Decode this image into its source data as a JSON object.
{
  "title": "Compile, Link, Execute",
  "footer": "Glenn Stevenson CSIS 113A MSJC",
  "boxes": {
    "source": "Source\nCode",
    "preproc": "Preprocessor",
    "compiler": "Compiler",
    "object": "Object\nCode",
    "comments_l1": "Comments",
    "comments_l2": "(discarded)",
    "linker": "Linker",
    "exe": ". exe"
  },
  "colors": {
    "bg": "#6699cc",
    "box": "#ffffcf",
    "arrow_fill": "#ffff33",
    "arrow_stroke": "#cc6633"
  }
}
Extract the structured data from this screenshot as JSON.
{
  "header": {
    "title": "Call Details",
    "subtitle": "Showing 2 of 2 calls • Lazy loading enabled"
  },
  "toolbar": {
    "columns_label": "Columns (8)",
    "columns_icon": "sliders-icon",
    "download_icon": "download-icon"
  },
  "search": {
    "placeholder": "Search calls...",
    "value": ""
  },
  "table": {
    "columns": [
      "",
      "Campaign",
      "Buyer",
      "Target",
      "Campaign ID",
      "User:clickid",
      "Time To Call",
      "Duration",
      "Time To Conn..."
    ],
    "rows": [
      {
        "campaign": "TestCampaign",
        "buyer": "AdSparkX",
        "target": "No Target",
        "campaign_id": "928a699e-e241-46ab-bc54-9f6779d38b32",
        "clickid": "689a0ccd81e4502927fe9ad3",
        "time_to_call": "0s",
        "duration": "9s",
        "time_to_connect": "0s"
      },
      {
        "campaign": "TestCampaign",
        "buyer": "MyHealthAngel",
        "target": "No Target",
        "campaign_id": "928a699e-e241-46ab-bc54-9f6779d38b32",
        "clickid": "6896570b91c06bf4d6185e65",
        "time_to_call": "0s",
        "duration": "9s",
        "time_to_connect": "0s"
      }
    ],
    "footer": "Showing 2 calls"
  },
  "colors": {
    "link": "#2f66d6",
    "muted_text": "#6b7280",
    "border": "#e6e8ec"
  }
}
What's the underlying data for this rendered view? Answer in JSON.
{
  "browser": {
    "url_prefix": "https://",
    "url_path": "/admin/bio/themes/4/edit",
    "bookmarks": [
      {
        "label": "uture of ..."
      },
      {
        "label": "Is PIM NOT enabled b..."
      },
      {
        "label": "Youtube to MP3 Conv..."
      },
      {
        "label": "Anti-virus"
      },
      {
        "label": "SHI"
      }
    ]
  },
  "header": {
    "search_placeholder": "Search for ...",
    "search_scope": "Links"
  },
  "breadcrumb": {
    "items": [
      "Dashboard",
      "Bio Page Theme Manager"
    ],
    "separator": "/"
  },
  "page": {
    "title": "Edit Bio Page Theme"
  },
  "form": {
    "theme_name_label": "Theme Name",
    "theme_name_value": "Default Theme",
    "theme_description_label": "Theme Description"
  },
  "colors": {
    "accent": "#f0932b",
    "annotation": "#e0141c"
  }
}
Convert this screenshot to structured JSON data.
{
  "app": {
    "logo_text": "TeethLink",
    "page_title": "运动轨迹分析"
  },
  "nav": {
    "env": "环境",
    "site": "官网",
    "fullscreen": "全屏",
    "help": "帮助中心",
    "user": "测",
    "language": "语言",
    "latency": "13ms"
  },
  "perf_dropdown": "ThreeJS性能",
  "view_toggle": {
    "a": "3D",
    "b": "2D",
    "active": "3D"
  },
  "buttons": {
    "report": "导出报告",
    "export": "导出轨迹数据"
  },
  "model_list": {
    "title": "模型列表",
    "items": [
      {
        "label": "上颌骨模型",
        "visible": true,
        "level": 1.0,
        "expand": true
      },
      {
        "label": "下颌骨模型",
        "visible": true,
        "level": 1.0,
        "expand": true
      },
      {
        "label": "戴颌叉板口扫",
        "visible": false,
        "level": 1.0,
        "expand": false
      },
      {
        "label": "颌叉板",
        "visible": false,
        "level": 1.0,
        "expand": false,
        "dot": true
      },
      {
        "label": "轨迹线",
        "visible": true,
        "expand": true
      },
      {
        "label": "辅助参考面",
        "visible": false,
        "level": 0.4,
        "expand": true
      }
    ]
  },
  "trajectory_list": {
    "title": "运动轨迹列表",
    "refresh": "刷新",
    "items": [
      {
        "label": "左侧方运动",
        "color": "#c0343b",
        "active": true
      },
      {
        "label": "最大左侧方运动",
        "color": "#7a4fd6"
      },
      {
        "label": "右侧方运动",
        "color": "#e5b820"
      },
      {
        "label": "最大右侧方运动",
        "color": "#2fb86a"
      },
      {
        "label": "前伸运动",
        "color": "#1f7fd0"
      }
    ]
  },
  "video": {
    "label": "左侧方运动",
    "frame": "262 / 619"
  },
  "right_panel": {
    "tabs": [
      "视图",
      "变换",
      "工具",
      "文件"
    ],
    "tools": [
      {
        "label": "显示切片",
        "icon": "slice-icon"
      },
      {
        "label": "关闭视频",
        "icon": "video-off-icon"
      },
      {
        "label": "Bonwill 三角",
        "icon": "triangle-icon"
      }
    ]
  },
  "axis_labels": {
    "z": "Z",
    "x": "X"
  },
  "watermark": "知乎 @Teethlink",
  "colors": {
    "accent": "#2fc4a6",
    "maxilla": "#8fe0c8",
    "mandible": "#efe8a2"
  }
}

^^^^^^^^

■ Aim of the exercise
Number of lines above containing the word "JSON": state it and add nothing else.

■ Output for this exercise
4